Jimenez's book contends that Shepard's 1998 murder in Laramie was actually the result of Shepard's involvement in the methamphetamine trade - and that, through the meth trade, Shepard knew his attackers, Aaron McKinney and Russell Henderson, prior to their encounter at a bar the night they brutally bludgeoned Shepard. What's more, Jimenez claims that Shepard and McKinney were actually secret lovers - a claim McKinney has steadfastly denied and for which there's no evidence besides the word of a few shady Laramie characters. The Book of Matt dismisses strong evidence of McKinney's homophobia - including his use of the epithet “fag” to describe Shepard , his statement that he had "hatred for homosexuals" the night of the attack, and his reference to himself as a “drunk homofobick [sic]” - by blaming such language on McKinney's fondness for rap music.
People familiar with the case - including Henderson's appellate attorney, Albany County Sheriff Dave O'Malley, and Albany County Undersheriff Robert Debree -- condemned Jimenez's book as factually challenged, and the Matthew Shepard Foundation noted that The Book of Matt relied on "rumors and innuendo." Its biggest fans so far have appeared to be right-wing media personalities, who seized on the book to assail the LGBT community.
So why is the Wyoming State Historical Society honoring the book?
Rick Ewig, the society's president, told the Billings Gazette that the award “doesn't mean we accept the interpretation” of the book, suggesting that the society was honoring the book simply because it attempted to investigate part of Wyoming's history:
Rick Ewig, president of the state historical society, said the nonprofit organization's goal is to promote study of Wyoming's history. Shepard's murder is part of the state's history.
The book's publisher nominated the book, he said.
“It doesn't mean we accept the interpretation of that book,” he said, noting that the historical society has been open to the more conventional belief that the murder was a hate crime, too.
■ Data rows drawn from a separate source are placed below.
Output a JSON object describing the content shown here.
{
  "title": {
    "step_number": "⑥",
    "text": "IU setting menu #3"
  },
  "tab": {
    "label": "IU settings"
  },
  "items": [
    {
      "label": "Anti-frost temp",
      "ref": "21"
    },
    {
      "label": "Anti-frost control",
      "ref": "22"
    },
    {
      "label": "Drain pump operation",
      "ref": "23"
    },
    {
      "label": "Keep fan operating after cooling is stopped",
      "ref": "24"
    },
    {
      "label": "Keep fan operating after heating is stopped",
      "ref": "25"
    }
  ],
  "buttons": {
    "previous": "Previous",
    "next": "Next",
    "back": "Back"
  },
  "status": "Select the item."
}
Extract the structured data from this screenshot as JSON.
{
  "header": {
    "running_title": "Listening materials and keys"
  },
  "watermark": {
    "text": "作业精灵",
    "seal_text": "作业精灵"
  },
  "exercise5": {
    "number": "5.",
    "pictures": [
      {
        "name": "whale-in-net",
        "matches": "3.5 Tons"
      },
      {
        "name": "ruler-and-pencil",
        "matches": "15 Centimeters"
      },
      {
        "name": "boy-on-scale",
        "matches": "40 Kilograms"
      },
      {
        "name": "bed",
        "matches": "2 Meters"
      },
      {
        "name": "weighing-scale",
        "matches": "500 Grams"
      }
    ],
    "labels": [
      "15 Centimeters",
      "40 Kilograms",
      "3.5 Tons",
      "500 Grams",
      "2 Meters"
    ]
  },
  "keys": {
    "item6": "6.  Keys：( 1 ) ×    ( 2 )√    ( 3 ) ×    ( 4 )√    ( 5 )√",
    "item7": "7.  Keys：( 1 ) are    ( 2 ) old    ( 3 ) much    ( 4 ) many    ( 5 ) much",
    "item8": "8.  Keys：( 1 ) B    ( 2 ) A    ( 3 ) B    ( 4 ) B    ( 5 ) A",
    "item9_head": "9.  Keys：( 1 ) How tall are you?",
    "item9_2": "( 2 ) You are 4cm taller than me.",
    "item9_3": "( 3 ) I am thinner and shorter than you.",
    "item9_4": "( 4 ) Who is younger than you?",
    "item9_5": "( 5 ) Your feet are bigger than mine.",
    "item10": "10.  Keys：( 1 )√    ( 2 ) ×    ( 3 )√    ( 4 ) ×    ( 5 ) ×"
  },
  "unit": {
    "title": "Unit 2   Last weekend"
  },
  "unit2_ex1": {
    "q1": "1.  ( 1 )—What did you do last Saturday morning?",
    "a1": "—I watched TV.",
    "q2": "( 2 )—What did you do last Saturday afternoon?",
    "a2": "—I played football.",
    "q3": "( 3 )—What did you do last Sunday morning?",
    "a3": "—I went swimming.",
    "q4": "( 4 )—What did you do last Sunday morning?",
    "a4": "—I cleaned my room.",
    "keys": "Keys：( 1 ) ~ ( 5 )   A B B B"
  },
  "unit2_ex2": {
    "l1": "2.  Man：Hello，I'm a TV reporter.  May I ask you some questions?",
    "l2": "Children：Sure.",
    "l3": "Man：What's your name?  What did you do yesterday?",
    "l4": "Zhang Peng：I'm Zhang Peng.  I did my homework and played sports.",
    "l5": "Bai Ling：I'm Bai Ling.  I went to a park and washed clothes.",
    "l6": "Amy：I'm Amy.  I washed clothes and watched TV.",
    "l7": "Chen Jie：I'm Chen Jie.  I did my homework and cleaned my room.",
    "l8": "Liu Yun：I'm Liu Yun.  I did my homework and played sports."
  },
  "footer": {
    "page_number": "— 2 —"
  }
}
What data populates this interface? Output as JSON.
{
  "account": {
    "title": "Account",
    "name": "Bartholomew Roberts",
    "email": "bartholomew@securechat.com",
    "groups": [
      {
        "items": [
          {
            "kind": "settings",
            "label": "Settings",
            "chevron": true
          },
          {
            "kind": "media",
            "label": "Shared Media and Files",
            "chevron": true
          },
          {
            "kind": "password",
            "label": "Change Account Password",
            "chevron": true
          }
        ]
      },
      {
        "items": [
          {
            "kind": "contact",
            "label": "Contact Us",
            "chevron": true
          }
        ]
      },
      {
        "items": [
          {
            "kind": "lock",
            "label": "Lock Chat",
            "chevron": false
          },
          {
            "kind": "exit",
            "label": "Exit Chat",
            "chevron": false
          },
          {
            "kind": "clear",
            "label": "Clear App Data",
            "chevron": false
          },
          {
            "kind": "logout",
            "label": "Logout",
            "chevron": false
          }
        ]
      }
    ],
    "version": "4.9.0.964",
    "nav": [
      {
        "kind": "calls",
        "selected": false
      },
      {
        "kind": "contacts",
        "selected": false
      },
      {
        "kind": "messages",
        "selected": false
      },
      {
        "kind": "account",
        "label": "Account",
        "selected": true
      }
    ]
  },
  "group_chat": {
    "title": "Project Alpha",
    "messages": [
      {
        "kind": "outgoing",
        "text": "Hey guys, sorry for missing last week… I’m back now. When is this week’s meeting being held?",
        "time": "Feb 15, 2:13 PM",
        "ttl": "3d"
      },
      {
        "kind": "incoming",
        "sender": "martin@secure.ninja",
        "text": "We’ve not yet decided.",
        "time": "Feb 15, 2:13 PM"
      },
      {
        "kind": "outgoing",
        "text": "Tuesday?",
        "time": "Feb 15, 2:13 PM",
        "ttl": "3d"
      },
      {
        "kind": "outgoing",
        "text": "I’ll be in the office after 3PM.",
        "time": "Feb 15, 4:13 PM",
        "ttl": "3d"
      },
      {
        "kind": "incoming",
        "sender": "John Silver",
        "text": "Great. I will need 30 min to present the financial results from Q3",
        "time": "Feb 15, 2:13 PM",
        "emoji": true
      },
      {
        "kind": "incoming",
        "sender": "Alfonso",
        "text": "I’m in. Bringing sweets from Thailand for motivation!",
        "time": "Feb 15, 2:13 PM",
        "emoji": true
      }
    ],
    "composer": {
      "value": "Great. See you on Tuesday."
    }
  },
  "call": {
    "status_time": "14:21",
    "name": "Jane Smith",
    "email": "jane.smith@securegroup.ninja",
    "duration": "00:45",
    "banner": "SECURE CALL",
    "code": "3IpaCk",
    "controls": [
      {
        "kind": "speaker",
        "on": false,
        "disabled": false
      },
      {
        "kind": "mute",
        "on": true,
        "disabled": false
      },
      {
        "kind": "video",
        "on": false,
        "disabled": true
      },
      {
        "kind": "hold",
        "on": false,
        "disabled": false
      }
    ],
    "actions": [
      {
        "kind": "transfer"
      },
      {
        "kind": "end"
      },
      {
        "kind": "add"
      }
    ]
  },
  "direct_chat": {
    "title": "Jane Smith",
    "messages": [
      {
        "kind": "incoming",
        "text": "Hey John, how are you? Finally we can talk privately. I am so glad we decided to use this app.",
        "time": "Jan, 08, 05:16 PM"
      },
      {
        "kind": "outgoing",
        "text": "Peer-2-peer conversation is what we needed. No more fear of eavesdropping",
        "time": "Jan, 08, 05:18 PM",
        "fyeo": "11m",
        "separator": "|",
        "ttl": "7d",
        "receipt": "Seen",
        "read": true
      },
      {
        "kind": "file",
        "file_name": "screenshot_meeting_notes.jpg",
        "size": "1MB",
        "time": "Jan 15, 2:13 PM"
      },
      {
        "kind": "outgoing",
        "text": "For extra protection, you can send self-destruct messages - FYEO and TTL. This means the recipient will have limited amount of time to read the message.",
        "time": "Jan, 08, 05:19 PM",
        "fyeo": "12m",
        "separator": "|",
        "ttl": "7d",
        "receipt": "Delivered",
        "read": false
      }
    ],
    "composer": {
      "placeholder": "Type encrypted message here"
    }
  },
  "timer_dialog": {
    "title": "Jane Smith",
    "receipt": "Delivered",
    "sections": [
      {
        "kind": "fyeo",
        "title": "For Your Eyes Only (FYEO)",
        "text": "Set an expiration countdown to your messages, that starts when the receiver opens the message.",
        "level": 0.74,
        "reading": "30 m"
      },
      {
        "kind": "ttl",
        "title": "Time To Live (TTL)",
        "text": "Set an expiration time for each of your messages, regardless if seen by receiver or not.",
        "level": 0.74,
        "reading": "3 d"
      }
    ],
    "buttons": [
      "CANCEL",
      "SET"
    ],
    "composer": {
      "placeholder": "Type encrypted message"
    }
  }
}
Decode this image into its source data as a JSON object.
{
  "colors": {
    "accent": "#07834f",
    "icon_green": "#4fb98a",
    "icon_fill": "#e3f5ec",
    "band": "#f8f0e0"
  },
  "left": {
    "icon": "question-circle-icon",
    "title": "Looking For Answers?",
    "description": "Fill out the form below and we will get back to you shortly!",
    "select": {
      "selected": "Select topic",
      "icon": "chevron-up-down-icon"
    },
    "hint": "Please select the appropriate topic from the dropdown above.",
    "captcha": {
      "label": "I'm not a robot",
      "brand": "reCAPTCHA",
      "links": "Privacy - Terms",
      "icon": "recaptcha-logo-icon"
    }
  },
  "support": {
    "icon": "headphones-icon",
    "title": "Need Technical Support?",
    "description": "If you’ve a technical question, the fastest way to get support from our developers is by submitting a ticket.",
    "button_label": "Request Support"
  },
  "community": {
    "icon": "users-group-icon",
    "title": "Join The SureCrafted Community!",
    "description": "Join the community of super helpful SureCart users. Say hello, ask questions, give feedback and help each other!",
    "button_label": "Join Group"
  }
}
Tom Rea, editor of Wyohistory.org, a project of the historical society, has published two accounts of Shepard's murder written by Jason Marsden, executive director of the Matthew Shepard Foundation, which was established by Shepard's parents.
Shepard's murder is indeed part of the state's history, but it's nothing short of bizarre for the state's historical society to commend a book merely because it pertains to something that happened in Wyoming's past - the facts and the evidence be damned.
Responding to the historical society's award for The Book of Matt, DeBree, the lead detective in the case, said, “If the award was for a fictional book, I certainly would have no objection to it.”